This year the Fender Telecaster, as the Guardian has half-heartedly told us, has reached the venerable age of 60. Except that it hasn’t, really; the first examples were made in 1949, although the first production guitars surfaced in March 1950, under the “Broadcaster” name. Pickiness aside, the Tele was the first proper solid-body electric guitar, and has been in continual production ever since its introduction.

Everyone from Steve Cropper to Frank Black, Bruce Springsteen to Jeff Buckley, Radiohead to the Rolling Stones played one. Famous for its no-nonsense appeal, consisting of a plank of wood and some metal, without even a nice contoured back to make it comfortable; anyone who wants a reliable workhorse that can sound like it’s being played by a heavenly host of angels, or the devil’s own guitar, depending on who’s grasping it.

The Original And Best

Yeah, the Strat might be more elegant, the Les Paul might be more RAWK, and the PRS might be more bling, but the Tele strips everything down to be just you, some planks, and some wire. There’s no hiding place with a Tele, which partly explains why good guitarists love it so much.

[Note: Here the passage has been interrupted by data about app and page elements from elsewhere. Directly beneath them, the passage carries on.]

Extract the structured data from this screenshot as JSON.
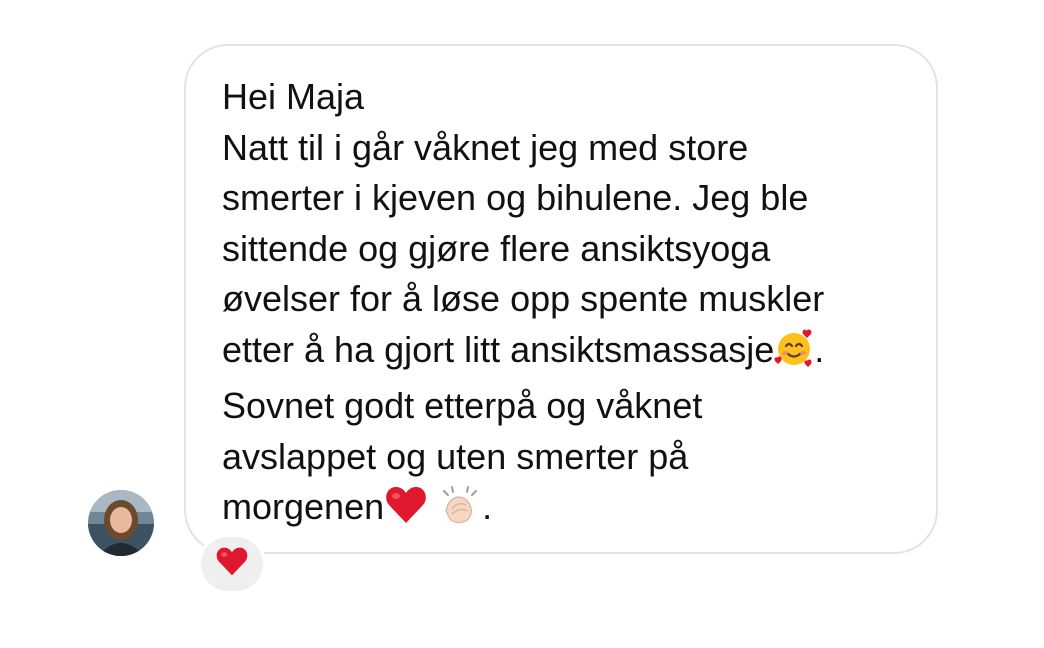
{
  "message": {
    "lines": [
      "Hei Maja",
      "Natt til i går våknet jeg med store",
      "smerter i kjeven og bihulene. Jeg ble",
      "sittende og gjøre flere ansiktsyoga",
      "øvelser for å løse opp spente muskler",
      "etter å ha gjort litt ansiktsmassasje",
      ".",
      "Sovnet godt etterpå og våknet",
      "avslappet og uten smerter på",
      "morgenen",
      "."
    ]
  },
  "icons": {
    "avatar": "avatar",
    "smiling_face_with_hearts": "smiling-face-with-hearts-icon",
    "red_heart": "red-heart-icon",
    "clapping_hands": "clapping-hands-icon",
    "reaction_heart": "heart-reaction-icon"
  },
  "colors": {
    "bubble_border": "#e3e3e3",
    "text": "#111111",
    "reaction_bg": "#efefef",
    "heart": "#e0182d"
  }
}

My favourite example of this ability to show a guitarist’s true talents comes during Jeff Buckley’s “Live At Sin-é”. Recorded in a small New York cafe, Jeff plays a borrowed Tele (an early ’90’s Butterscotch Blonde American Standard with a maple neck, I believe), with an amp, a microphone, and some reverb. The results are frankly mind-boggling. Tracks from Grace take on a whole new identity when played solo, and some of the covers are a shining example of how to take a song and make it your own.

Lookin' Moody There, Jeffy Boy

None of which quite prepares you for his cover of Edith Piaf’s “Je N’en Connais Pas La Fin”. Never been convinced of his vocals, even after hearing the likes of “Hallelujah” or “Mojo Pin”? This song will send your heart soaring upward to heaven. Always thought he wasn’t a great guitarist? Only a genius would be able to seemingly play three guitars at once, as he does here, and make it sound so gorgeous. Whilst singing.

This is a song I’d like played at my funeral. Just some wood and metal, but in the right hands, it becomes something transcendent. I don’t think Leo Fender ever thought his baby could sound like this. Happy birthday, Tele.

MP3: Je N’en Connais Pas La Fin by Jeff Buckley

Buy “Complete Live At Sine [2CD + DVD]”

Fender Tele Stuff at Amazon

Or check out the Fender site here.

Note: here’s some video of the Sin-e shows. Not ideal, but this was back in the pre-cheap CCD days.